I'm still amazed by what barely seems to qualify as news in our country. How can this story remain so ignored by the media at large? Seriously, isn't it just a little disturbing that our government not only wiretaps American citizens but also is wiretapping and listening in on the phone calls of our allies?
Let's review what we already knew, and that I reported on this blog: In October, ABC News reported that despite President Bush's promises that the National Security Administration's warrantless wiretapping program was aimed only at terrorists, the NSA frequently listened to and transcribed the private phone calls of Americans abroad. The network's report was based on whistleblower interviews with two former military intercept operators. One of the whistleblowers, former Navy Arab linguist David Murfee Faulk, told ABC News that he and his co-workers listened in on "hundreds of Americans" over the years.
But it wasn't just ordinary Americans. In a new report released two days ago, Faulk told ABC that during his time working for the government, "U.S. intelligence snooped on the private lives of two of America's most important allies in fighting al Qaeda: British Prime Minister Tony Blair and Iraq's first interim president, Ghazi al-Yawer." "Faulk told ABCNews.com he saw and read a file on Blair's "private life" and heard "pillow talk" phone calls of al-Yawer.

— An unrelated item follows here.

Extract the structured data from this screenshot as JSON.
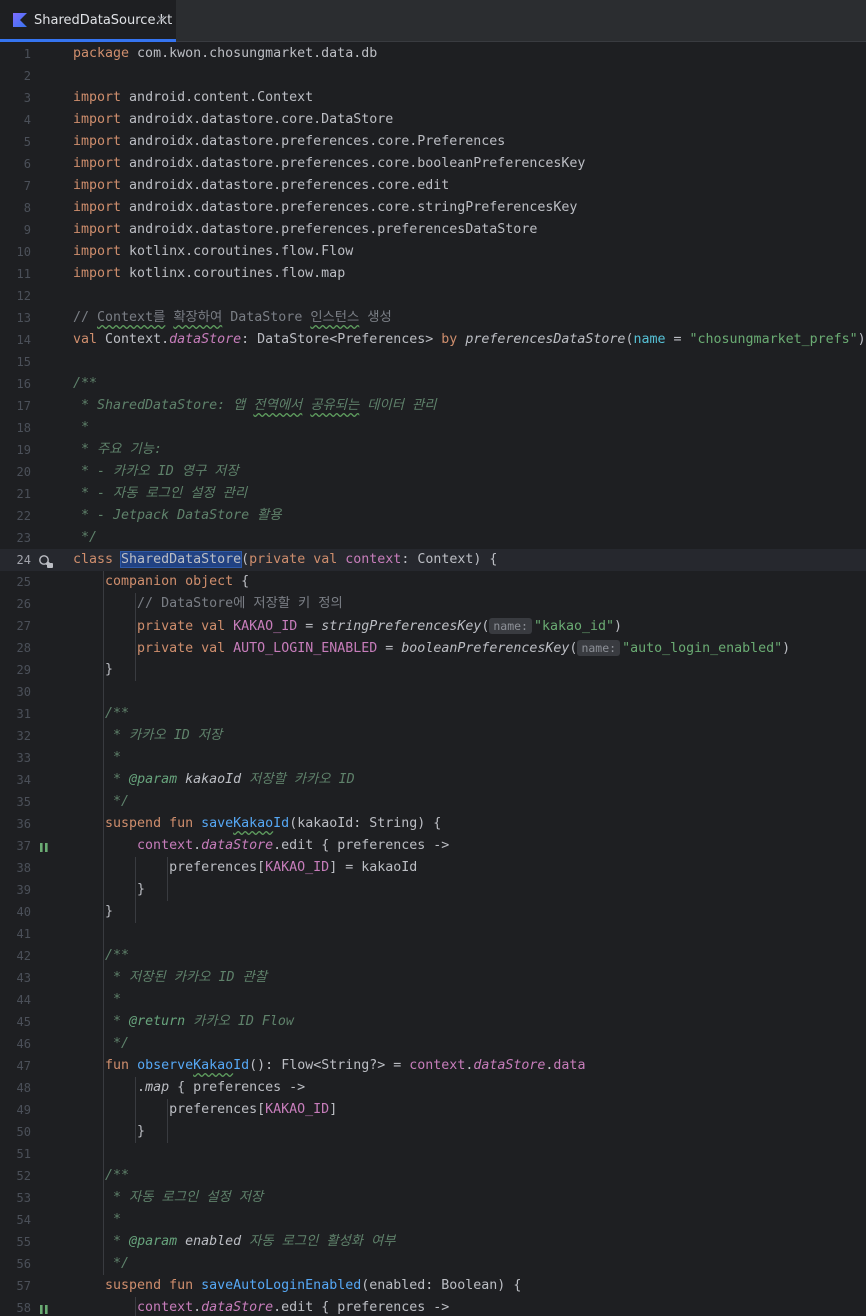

Though "collecting information on foreign leaders is a legal and common practice of intelligence agencies around the world," former intelligence officials told ABC News that the U.S. and Britain have a long-standing agreement "not to collect on each other." "If it is true that we maintained a file on Blair, it would represent a huge breach of the agreement we have with the Brits," said one former CIA official.So before I wish everyone a happy thanksgiving, let's look at a couple key passages from the ABC report:
The NSA declined to comment on the specifics of Faulk's allegations involving al-Yawer and Blair. In a statement, a spokesman said the agency follows all laws.
The Inspector General for the NSA is reported to be conducting an investigation into the allegations by Faulk and another former military intercept operator, Adrienne Kinne, about listening to calls between American citizens.
The Senate Intelligence and Judiciary Committees also are investigating the allegations about calls involving American citizens.
So I guess we should all feel better now that we know the NSA says they "follow all laws." Sure they do...
Happy Thanksgiving! And of course, don't say anything "threatening" to our government in your phone conversations over the holidays because someone might be listening.